DATA PROVIDED ::
-*-*-
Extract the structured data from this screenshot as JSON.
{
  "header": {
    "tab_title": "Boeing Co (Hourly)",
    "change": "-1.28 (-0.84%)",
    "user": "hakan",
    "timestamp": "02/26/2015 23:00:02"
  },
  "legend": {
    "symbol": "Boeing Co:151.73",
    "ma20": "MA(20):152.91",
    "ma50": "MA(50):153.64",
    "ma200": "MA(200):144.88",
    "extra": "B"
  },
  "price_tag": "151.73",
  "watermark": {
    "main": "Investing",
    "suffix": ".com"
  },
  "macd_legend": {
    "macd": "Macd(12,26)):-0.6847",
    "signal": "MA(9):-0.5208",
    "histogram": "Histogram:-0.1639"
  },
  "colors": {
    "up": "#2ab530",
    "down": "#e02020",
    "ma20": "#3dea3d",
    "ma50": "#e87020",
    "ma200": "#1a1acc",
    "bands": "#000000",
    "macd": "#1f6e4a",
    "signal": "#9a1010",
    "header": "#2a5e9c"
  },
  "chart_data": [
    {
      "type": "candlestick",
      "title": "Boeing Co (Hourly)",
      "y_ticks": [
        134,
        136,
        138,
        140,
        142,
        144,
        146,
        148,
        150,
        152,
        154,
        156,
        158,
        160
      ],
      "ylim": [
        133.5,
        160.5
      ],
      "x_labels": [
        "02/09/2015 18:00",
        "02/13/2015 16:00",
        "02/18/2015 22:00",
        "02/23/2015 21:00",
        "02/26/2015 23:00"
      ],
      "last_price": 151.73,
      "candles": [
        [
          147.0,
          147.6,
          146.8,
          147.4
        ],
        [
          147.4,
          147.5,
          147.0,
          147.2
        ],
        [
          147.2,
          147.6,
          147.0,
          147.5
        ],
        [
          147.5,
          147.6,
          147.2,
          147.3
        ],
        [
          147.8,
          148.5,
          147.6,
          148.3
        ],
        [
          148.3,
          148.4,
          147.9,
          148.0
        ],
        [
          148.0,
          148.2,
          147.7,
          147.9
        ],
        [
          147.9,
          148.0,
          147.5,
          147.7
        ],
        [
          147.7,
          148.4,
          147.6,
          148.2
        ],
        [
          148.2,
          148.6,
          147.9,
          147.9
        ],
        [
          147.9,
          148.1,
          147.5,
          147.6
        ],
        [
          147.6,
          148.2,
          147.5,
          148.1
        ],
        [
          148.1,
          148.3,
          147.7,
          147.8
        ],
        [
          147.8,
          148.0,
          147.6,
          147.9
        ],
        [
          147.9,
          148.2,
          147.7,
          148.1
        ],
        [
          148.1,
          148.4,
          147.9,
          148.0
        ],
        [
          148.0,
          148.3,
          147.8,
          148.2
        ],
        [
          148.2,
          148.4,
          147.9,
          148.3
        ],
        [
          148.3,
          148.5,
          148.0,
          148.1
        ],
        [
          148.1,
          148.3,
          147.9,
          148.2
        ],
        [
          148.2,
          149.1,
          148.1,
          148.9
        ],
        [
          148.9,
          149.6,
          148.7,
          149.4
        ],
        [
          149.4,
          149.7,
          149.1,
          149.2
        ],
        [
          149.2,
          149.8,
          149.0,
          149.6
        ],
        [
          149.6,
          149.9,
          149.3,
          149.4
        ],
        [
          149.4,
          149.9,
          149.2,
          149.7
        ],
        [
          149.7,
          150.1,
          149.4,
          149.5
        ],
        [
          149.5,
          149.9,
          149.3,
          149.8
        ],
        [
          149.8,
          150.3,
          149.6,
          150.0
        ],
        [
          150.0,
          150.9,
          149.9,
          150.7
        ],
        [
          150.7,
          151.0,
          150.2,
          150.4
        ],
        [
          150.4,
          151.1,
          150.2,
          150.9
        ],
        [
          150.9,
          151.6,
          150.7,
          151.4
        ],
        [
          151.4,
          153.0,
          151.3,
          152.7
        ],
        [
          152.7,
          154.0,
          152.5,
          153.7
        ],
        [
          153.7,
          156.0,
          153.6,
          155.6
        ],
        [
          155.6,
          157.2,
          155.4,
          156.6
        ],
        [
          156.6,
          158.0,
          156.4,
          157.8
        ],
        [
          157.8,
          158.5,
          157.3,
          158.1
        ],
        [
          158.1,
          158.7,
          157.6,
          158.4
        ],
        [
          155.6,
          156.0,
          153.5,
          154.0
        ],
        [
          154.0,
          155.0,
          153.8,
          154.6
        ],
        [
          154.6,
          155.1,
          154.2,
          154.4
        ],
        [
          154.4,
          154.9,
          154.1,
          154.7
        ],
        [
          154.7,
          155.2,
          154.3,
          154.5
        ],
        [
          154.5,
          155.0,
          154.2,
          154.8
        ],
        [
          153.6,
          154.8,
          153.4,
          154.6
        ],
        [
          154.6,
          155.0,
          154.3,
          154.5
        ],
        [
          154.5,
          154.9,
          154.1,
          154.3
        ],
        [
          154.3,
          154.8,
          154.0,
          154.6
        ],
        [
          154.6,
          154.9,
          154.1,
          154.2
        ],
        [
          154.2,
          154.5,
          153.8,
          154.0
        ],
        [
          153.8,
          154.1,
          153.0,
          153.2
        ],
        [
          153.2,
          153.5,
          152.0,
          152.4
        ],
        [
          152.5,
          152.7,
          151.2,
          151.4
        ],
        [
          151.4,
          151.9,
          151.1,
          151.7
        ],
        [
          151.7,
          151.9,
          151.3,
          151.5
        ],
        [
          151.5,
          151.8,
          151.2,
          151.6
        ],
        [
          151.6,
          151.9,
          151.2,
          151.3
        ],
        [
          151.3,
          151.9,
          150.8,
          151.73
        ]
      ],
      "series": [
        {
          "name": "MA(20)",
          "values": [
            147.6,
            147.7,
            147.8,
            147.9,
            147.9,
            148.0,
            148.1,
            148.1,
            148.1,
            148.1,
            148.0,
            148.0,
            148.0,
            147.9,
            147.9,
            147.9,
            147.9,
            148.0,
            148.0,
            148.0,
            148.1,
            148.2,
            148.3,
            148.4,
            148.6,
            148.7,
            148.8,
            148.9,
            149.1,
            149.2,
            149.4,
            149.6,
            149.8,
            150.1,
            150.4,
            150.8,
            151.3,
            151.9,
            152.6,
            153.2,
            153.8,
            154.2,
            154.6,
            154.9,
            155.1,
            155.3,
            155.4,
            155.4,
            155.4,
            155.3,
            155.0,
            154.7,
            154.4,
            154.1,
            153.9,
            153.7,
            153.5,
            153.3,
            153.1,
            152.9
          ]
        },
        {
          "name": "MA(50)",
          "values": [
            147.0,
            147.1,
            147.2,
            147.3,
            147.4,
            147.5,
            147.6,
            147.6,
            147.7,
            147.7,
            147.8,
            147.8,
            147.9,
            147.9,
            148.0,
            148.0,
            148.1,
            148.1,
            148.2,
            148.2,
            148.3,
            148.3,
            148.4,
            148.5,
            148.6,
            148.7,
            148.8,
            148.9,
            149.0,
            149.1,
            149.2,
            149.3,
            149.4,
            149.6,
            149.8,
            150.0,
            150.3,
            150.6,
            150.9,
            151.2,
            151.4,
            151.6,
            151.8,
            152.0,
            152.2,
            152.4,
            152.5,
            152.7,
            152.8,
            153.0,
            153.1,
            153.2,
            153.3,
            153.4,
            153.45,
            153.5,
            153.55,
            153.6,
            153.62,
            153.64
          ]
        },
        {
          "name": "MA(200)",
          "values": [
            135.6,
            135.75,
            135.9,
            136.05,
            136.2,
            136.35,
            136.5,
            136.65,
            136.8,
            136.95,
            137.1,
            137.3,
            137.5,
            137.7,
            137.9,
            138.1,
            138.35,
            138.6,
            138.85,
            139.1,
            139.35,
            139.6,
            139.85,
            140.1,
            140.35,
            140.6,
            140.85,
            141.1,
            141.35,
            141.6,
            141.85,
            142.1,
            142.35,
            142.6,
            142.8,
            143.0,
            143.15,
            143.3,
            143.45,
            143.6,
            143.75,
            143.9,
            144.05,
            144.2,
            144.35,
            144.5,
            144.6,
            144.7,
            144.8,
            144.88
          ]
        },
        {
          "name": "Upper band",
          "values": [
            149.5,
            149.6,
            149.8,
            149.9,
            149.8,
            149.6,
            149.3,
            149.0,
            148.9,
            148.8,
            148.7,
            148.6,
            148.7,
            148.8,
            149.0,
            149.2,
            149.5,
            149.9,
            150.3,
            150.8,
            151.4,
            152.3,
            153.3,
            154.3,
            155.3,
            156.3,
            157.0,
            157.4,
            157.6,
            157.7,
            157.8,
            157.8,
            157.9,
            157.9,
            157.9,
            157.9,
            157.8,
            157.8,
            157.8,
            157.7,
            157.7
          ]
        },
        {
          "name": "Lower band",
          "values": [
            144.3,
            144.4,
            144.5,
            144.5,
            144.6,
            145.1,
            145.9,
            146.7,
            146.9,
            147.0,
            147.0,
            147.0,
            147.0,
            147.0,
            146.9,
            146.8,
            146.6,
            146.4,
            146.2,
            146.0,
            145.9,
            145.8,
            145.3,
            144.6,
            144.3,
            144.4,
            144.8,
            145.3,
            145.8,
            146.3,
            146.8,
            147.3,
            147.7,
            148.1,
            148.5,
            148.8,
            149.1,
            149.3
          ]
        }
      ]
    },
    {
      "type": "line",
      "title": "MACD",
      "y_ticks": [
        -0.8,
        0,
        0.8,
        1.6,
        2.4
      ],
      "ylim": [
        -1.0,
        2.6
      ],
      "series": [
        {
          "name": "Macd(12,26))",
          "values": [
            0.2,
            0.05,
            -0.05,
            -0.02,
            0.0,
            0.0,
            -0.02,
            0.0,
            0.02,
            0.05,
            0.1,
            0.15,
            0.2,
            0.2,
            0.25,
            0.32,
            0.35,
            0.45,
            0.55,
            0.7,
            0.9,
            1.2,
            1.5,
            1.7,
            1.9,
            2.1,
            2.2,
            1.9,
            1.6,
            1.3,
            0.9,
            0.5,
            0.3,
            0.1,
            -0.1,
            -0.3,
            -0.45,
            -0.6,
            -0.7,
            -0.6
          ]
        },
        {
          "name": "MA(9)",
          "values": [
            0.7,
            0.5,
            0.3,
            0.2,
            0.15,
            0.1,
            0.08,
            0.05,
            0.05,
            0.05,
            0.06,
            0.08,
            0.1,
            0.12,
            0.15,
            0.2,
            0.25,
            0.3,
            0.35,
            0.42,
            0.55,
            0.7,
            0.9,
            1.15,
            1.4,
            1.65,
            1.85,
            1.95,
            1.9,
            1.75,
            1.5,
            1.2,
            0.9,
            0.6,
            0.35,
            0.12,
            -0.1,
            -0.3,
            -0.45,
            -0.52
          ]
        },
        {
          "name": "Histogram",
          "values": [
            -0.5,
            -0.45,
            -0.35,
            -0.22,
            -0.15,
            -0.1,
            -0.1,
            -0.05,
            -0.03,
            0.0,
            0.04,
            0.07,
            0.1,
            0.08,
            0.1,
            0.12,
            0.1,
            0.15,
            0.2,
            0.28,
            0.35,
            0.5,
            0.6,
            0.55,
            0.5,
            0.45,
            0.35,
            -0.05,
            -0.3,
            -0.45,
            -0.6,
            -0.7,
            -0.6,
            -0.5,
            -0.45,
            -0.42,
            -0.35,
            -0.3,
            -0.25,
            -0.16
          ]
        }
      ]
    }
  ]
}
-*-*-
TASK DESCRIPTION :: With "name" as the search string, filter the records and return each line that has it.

OUTPUT BELOW ::
          "name": "MA(20)",
          "name": "MA(50)",
          "name": "MA(200)",
          "name": "Upper band",
          "name": "Lower band",
          "name": "Macd(12,26))",
          "name": "MA(9)",
          "name": "Histogram",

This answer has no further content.